If this is the case, the data in an anonymised database may still qualify as “personal data” if the data controller also holds the pre-anonymised version of the database and could therefore effectively reverse-engineer the anonymised version using the original.

By applying the above definition and the UK Commissioner’s comments, it is difficult to argue that the pharmacists’ actions in the Source Informatics case would no longer be interpreted by a court as “processing” under the DPA. It seems more likely that the UK Commissioner would expect both the use of the software to anonymise data, as in the Source Informatics case, and the anonymised data itself if kept by the pharmacists, to be regulated.

If this is correct then, under the current law according to today’s guidelines, both the pharmacists’ use of the source software and disclosure of the anonymised data to Source Informatics would be contrary to the DPA, unless either the patients had given their consent, or one of the other DPA Schedule 2 pre-conditions or any exemptions under the Act applied.

The words quoted from Recital 26 above indicate that the legislators who drew up the Data Protection Directive may already have had such a potential problem in mind and that some anonymisation at least was intended to remain legal.

From the point of view of the data subjects whose personal data are being anonymised, there will be no disclosure to a third party in the process of anonymisation. Afterwards, there will be a disclosure but, if properly anonymised and unrelated to other information which could identify living individuals, the data will not be personal data because the disclosure will not identify any data subjects.

One solution would be to issue a code of practice which would permit data anonymisers to continue to operate as long as they did not harm or prejudice the rights, freedoms or legitimate interests of living individuals.

The authors believe that due consideration should also be given to Schedule 1, Part II to and s 33 of the DPA in relation to the anonymisation process.

Schedule 1, Part II could be applied in relation to the First Data Protection principle, according to which personal data shall be processed “fairly and lawfully”.
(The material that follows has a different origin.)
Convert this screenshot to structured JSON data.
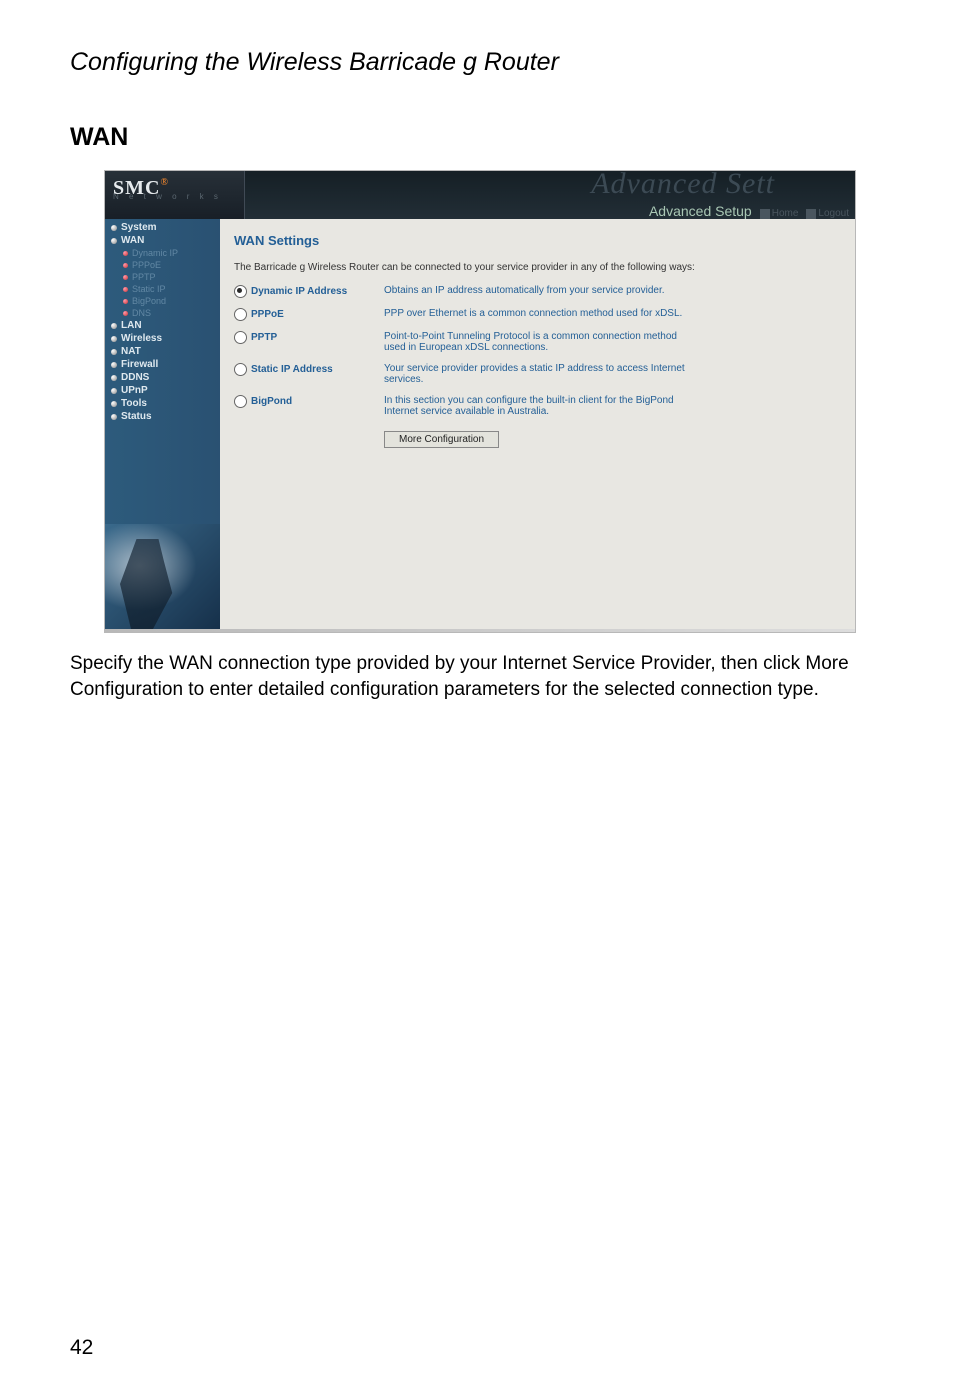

“Lawful” processing clearly includes processing in accordance with the principles of the Source Informatics case in relation to confidential data. “Fair” processing requires the data subjects to be notified of certain information in relation to the processing, but there is an exception where “the provision of that information would involve a disproportionate effort”.5 “Fair” processing also includes meeting one of the conditions in Schedule 2 which, in the case of personal data which are not sensitive, allows for processing where it is:

“necessary for the purposes of legitimate interests pursued by the data controller . except where the processing is unwarranted in any particular case by reason of prejudice to the rights and freedoms or legitimate interests of the data subject”. 6
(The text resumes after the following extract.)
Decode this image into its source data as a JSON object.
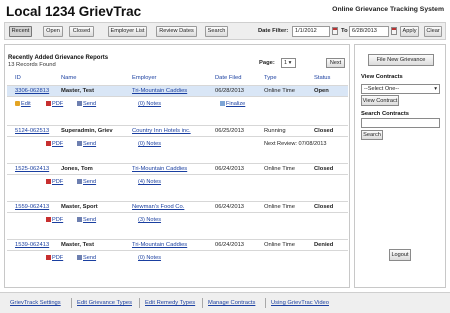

The issue of exactly how anonymous data may be processed arises not only in the UK but throughout the EU. Therefore, it is vital that practitioners carefully examine their enabling legislation to see whether or not exemptions will apply. In the UK, for example, they would be wise to examine the “disproportionate effort” and “legitimate interests” exemptions. Furthermore, the data protection commissioners could also do well to consider introducing a code of practice as was originally envisaged by Directive 94/56/EC years ago.
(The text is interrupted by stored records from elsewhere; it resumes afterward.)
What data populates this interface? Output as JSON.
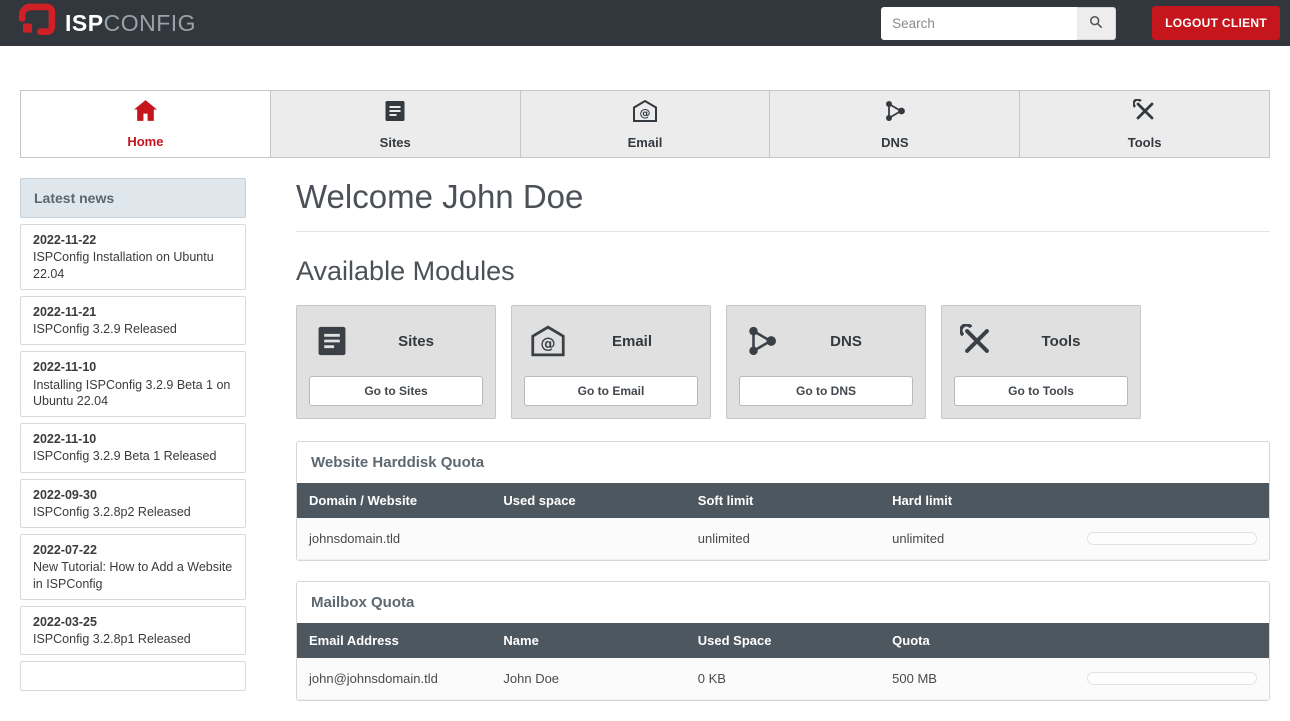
{
  "header": {
    "logo_text_primary": "ISP",
    "logo_text_secondary": "CONFIG",
    "search": {
      "placeholder": "Search",
      "value": ""
    },
    "logout_label": "LOGOUT CLIENT"
  },
  "nav": {
    "tabs": [
      {
        "label": "Home",
        "active": true
      },
      {
        "label": "Sites",
        "active": false
      },
      {
        "label": "Email",
        "active": false
      },
      {
        "label": "DNS",
        "active": false
      },
      {
        "label": "Tools",
        "active": false
      }
    ]
  },
  "sidebar": {
    "title": "Latest news",
    "items": [
      {
        "date": "2022-11-22",
        "title": "ISPConfig Installation on Ubuntu 22.04"
      },
      {
        "date": "2022-11-21",
        "title": "ISPConfig 3.2.9 Released"
      },
      {
        "date": "2022-11-10",
        "title": "Installing ISPConfig 3.2.9 Beta 1 on Ubuntu 22.04"
      },
      {
        "date": "2022-11-10",
        "title": "ISPConfig 3.2.9 Beta 1 Released"
      },
      {
        "date": "2022-09-30",
        "title": "ISPConfig 3.2.8p2 Released"
      },
      {
        "date": "2022-07-22",
        "title": "New Tutorial: How to Add a Website in ISPConfig"
      },
      {
        "date": "2022-03-25",
        "title": "ISPConfig 3.2.8p1 Released"
      }
    ]
  },
  "main": {
    "welcome_title": "Welcome John Doe",
    "modules_title": "Available Modules",
    "modules": [
      {
        "title": "Sites",
        "button": "Go to Sites"
      },
      {
        "title": "Email",
        "button": "Go to Email"
      },
      {
        "title": "DNS",
        "button": "Go to DNS"
      },
      {
        "title": "Tools",
        "button": "Go to Tools"
      }
    ],
    "website_quota": {
      "title": "Website Harddisk Quota",
      "columns": [
        "Domain / Website",
        "Used space",
        "Soft limit",
        "Hard limit"
      ],
      "rows": [
        {
          "domain": "johnsdomain.tld",
          "used": "",
          "soft": "unlimited",
          "hard": "unlimited"
        }
      ]
    },
    "mailbox_quota": {
      "title": "Mailbox Quota",
      "columns": [
        "Email Address",
        "Name",
        "Used Space",
        "Quota"
      ],
      "rows": [
        {
          "email": "john@johnsdomain.tld",
          "name": "John Doe",
          "used": "0 KB",
          "quota": "500 MB"
        }
      ]
    }
  },
  "colors": {
    "accent_red": "#c4161c",
    "topbar_bg": "#31373d",
    "table_header_bg": "#4d5760"
  }
}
The authors are a partner and solicitor at Field Fisher Waterhouse, London. They can be contacted at or

1. As defined in the DPA 1998, s. 1(1).

2. R v Secretary of State for the Department of Health, ex parte Source Informatics (21 December 1999).

3.See for complete text.

4. As far as the authors are aware, no such code of conduct is available.

5. Paragraph 3(2)(a) of Part II of Schedule 1 to the DPA.

6. Paragraph 6(1) of Schedule 2 to the DPA.